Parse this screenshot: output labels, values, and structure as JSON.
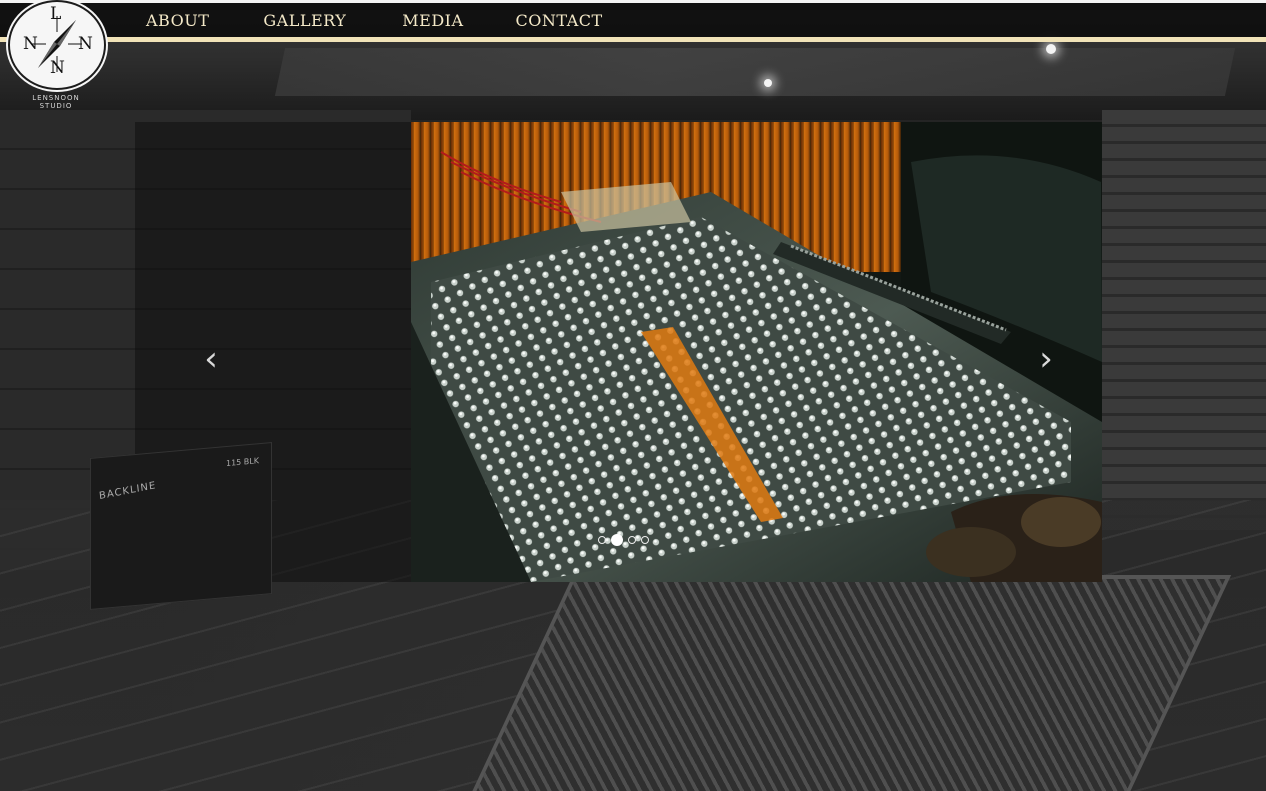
{
  "nav": {
    "items": [
      {
        "label": "ABOUT"
      },
      {
        "label": "GALLERY"
      },
      {
        "label": "MEDIA"
      },
      {
        "label": "CONTACT"
      }
    ]
  },
  "logo": {
    "letters": {
      "top": "L",
      "left": "N",
      "right": "N",
      "bottom": "N"
    },
    "subtitle_line1": "LENSNOON",
    "subtitle_line2": "STUDIO"
  },
  "background": {
    "amp_label": "BACKLINE",
    "amp_model": "115 BLK"
  },
  "carousel": {
    "slide_count": 4,
    "active_index": 1,
    "prev_icon": "chevron-left-icon",
    "next_icon": "chevron-right-icon",
    "prev_glyph": "‹",
    "next_glyph": "›"
  },
  "colors": {
    "nav_text": "#f4e9c8",
    "nav_underline": "#f1e3b8",
    "console_orange": "#e07a10"
  }
}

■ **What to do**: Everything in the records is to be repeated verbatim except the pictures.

■ **Problem solution**:
Parse this screenshot: output labels, values, and structure as JSON.
{
  "nav": {
    "items": [
      {
        "label": "ABOUT"
      },
      {
        "label": "GALLERY"
      },
      {
        "label": "MEDIA"
      },
      {
        "label": "CONTACT"
      }
    ]
  },
  "logo": {
    "letters": {
      "top": "L",
      "left": "N",
      "right": "N",
      "bottom": "N"
    },
    "subtitle_line1": "LENSNOON",
    "subtitle_line2": "STUDIO"
  },
  "background": {
    "amp_label": "BACKLINE",
    "amp_model": "115 BLK"
  },
  "carousel": {
    "slide_count": 4,
    "active_index": 1,
    "prev_icon": "chevron-left-icon",
    "next_icon": "chevron-right-icon",
    "prev_glyph": "‹",
    "next_glyph": "›"
  },
  "colors": {
    "nav_text": "#f4e9c8",
    "nav_underline": "#f1e3b8",
    "console_orange": "#e07a10"
  }
}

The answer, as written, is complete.